The Tibetan influence in Ladakh is manifest: all religious books and prayers are in the Tibetan language, the monastic orders in the gompas are those developed in Tibet and the gompa artwork is clearly Tibetan in origin. Even the architectural design of Leh Palace is very similar to that of Lhasa's Potala Palace. Tibetan Buddhism is built on an earlier Tibetan religion - Bon or Bon-Shamanism - and it incorporated many of Bon's demons and gods. It similarly incorporated many of the gods in the Hindu pantheon, transforming them into Bodhisattavas or different incarnations or manifestations of various personalities.
The walls of Ladakh's gompas are covered with illustrations of the Lord Buddha, his manifestations and followers, and the incorporated Bon and Hindu guardian deities in their various incarnations. It all makes for colourful and varied wall murals in every Ladakh gompa.
The monasteries follow each of the two main sects of Buddhism that developed in Tibet: the Karyu pa or red-hat sect and the Gelug pa or yellow-hat sect. The Dalai Lama, believed to be a reincarnation of the Boddhisattva Avalokitesvara, is the head of the Gelug-pa sect.
The gompas represent the monastic side of Buddhism, or lamaism. The lamaist side of Buddhism, requiring lon tation, contrasts with the everyday practice of Buddhism by Ladakhi lay people.
The Mon, a term applied by Tibetan-speaking peoples to valley-dwellers, are probably the builders of many of the castles found in Ladakh, particularly those in the Zanskar Valley. The Mon were early Buddhists who derived their religion directly from India; thus, their form of Buddhism does not show the Chinese or Tibetan Tantric influences so prevalent in the later monasteries of Ladakh. Today the Mon are musicians in many Ladakhi villages, providing musical accompaniment to secular occasions such as social gatherings, parties or marriage ceremonies.
The Dards, also agriculturists like the Mon, similarly arrived in Ladakh sometime before the 7th century and settled primarily in the Dras Valley. Having converted to Islam in the 17th century, little remains of their prior religious practices. Traditionally, the men's dress is a goncha, a long maroon or brown gown of heavy wool tied with a bright pink sash slightly below the waist, although any men now wear western clothes.
Women do not wear western dress as frequently; their goncha is slightly more fitted than the men's version, gathered into small pleats near the waist and worn with a brocade or goatskin cape (fur side turned towards the wearer) on the back. Alternatively, women wear a buckoo, a sleeveless wrap-around dress, although this is more typical of Tibetans than Ladakhis.

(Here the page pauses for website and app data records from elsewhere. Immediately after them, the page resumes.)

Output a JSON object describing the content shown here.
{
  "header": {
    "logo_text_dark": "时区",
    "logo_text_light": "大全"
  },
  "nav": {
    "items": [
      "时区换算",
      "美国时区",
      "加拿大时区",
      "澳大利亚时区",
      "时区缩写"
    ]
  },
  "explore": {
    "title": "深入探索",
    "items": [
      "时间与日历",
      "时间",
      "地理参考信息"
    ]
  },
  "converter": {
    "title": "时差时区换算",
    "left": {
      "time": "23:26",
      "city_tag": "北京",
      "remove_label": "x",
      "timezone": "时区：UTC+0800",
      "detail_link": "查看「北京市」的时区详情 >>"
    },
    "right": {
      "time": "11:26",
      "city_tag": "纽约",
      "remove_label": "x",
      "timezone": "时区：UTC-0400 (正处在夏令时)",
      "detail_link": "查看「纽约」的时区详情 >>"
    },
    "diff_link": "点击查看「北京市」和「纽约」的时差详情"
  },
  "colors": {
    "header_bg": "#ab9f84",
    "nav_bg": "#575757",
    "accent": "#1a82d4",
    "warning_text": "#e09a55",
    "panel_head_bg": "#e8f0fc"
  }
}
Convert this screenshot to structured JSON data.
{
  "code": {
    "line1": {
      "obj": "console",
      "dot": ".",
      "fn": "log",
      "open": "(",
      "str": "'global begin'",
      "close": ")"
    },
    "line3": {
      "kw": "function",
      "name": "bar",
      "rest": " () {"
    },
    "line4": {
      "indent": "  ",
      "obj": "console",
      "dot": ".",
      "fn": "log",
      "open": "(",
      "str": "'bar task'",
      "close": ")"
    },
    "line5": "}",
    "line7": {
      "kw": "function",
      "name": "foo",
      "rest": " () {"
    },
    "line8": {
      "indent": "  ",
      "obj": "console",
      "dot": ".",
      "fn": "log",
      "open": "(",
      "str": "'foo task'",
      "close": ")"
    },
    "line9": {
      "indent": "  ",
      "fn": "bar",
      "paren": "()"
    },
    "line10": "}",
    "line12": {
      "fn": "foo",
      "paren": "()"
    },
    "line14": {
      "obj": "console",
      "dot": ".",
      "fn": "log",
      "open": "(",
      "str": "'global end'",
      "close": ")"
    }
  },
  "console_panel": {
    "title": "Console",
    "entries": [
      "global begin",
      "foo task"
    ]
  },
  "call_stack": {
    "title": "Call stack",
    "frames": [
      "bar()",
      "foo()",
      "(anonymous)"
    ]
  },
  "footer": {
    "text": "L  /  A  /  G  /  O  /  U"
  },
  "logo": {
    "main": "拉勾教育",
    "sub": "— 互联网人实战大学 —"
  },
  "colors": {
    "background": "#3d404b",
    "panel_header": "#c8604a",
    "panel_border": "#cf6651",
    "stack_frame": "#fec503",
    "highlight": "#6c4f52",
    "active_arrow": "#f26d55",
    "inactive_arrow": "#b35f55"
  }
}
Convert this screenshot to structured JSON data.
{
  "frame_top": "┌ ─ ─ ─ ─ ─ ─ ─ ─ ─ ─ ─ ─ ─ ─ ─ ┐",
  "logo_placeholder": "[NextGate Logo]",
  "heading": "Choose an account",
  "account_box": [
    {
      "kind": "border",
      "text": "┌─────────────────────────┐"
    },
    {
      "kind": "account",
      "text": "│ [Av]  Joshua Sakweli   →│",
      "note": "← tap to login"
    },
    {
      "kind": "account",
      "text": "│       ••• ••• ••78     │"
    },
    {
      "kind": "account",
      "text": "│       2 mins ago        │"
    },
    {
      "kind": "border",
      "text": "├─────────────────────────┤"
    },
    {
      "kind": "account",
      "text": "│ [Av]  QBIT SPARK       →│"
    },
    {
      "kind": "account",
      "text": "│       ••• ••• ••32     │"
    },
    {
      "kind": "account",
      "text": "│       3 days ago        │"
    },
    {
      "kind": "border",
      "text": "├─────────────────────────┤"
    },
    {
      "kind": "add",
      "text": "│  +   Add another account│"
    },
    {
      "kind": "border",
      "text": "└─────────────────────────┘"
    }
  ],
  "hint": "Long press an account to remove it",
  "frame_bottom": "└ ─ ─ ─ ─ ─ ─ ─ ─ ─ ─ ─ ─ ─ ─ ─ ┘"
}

Women usually wear their hair in two long braids and a Kantop, a sort of top hat with part of the front cut out. The Dard women of Baltistan wear distinctive head-dresses of orange ribbons curled to look like flowers, while Ladakhi women wear peroks - head-dresses with brown fur side flaps and a large band decorated with turquoise and coral reaching from their forehead to part way down their back.